One of the show's more controversial second-season episodes revolved around Hannah's weekend-long encounter with a handsome older doctor. The half-hour episode felt like a play: Hannah meets her tryst when she confesses to dumping her garbage in his cans, and instead of smiling tightly and closing the door in her face, he reciprocates her kiss. Critics of the episode felt that it was wish fulfillment (Dunham may be a genius [or not], but her soft body type is rarely seen on TV), that Hannah didn't "deserve" the recently-separated doctor's attention, and that he was too good looking for Hannah.

To which I reply: shut up, haters, because I've had weekend love affairs with men who are much better looking than I am, and also slummed it with amazing, if slightly odd-looking, compatriots. I had no issues with the doctor's interest in her. But at the end of the episode, after a fainting spell in his steamroom (!!), Hannah realizes, and subsequently confesses in a squirm-inducing monologue, that all she wanted all along is to be loved and feel safe. After a few years of searching out experiences like "having someone punch me in the chest, and then come on the spot they punched me," Hannah recognizes that it feels nice to feel safe. She feels that she is broken, that she lies, and that she seeks out pain, and that seeking haven is shameful, even as she craves it. .

And this is such a snore. Literally every young person goes through a phase of questioning their worth; rarely do we have this presented in neon lights. Hannah's panic over normalcy might be frightening or amusing for people who are far enough away from that feeling, but for those of us who were in our mid-twenties only a couple years ago, my response is, Girl, please. You ain't nothing special. Dunham herself has proved special, but Hanna has yet to do anything of note. And so her multi-season arc of being insufferable as she :finds herself" or whatever young artists do, is unearned. All I'm doing is watching some girl slam against the walls as she figures out what she's supposed to do with her life, and I can do that for free at home.

One the whole, I believe that New Girl does a better job of being a TV show. It's an ensemble where the different characters hang together; this season on Girls has felt very fractured as the group splintered. It's a comedy, with definite beats and jokes and call-backs and flash-forwards; Girls, while funny, isn't LOL-worthy. There's no doubt that the characters on Girls are changing, but are they evolving or regressing? I guess the litmus test is, would I want to hang out with these people? After all, that's what watching a show is: hanging out, week after week, getting into their lives.
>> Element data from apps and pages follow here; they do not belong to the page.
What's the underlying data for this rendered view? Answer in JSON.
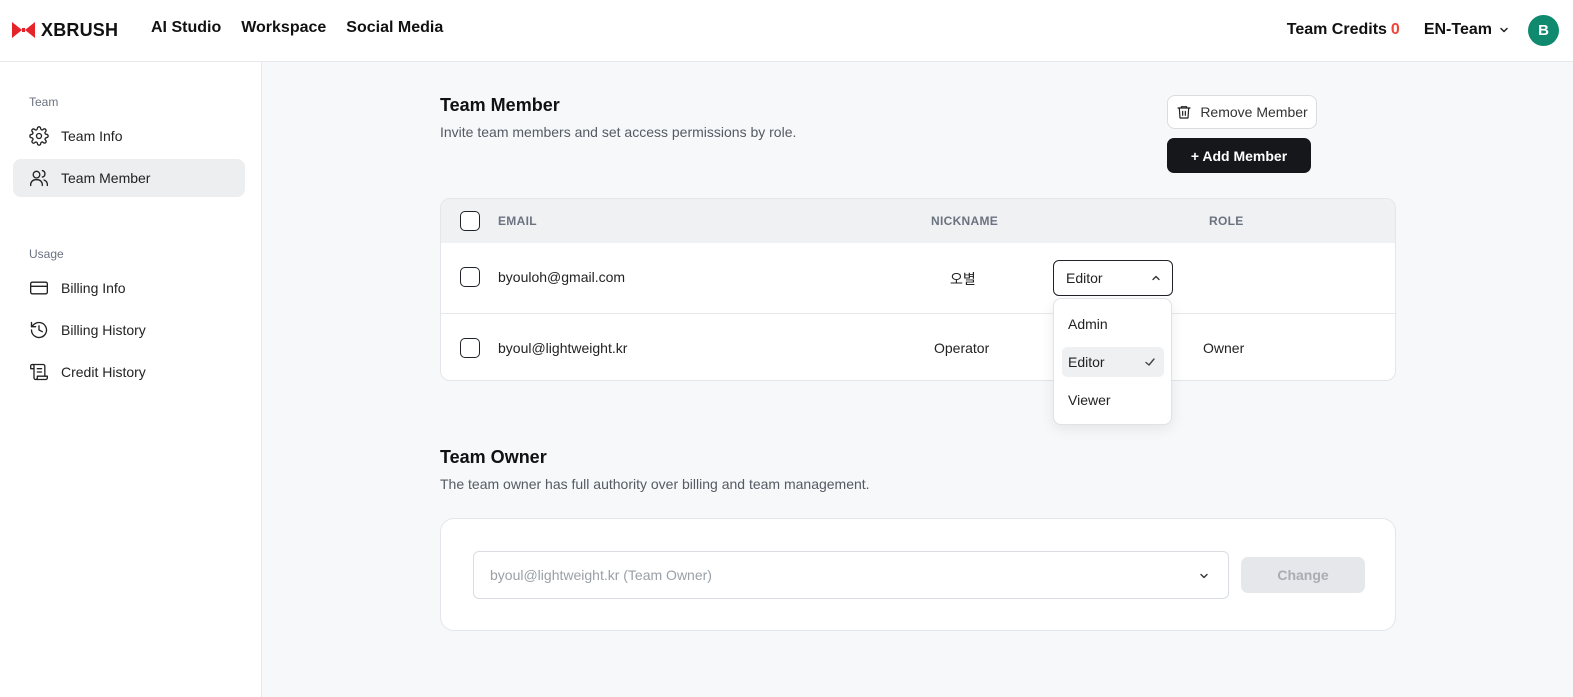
{
  "header": {
    "logo_text": "XBRUSH",
    "brand_color": "#e5242a",
    "nav": [
      "AI Studio",
      "Workspace",
      "Social Media"
    ],
    "credits_label": "Team Credits",
    "credits_value": "0",
    "team_name": "EN-Team",
    "avatar_initial": "B",
    "avatar_color": "#0f8a6e"
  },
  "sidebar": {
    "section_team": "Team",
    "team_info": "Team Info",
    "team_member": "Team Member",
    "section_usage": "Usage",
    "billing_info": "Billing Info",
    "billing_history": "Billing History",
    "credit_history": "Credit History"
  },
  "members": {
    "title": "Team Member",
    "description": "Invite team members and set access permissions by role.",
    "remove_label": "Remove Member",
    "add_label": "+ Add Member",
    "columns": {
      "email": "EMAIL",
      "nickname": "NICKNAME",
      "role": "ROLE"
    },
    "rows": [
      {
        "email": "byouloh@gmail.com",
        "nickname": "오별",
        "role": "Editor"
      },
      {
        "email": "byoul@lightweight.kr",
        "nickname": "Operator",
        "role": "Owner"
      }
    ],
    "role_options": [
      "Admin",
      "Editor",
      "Viewer"
    ],
    "selected_role": "Editor"
  },
  "owner": {
    "title": "Team Owner",
    "description": "The team owner has full authority over billing and team management.",
    "select_value": "byoul@lightweight.kr (Team Owner)",
    "change_label": "Change"
  }
}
Good TV makes you wish you were neighbours in real life, which is how I feel about the New Girl gang. But I think I would roll my eyes at Hannah and her Girls, because they need a quick shake and a stern talk, not season after season of it's-all-so-complicated drivel.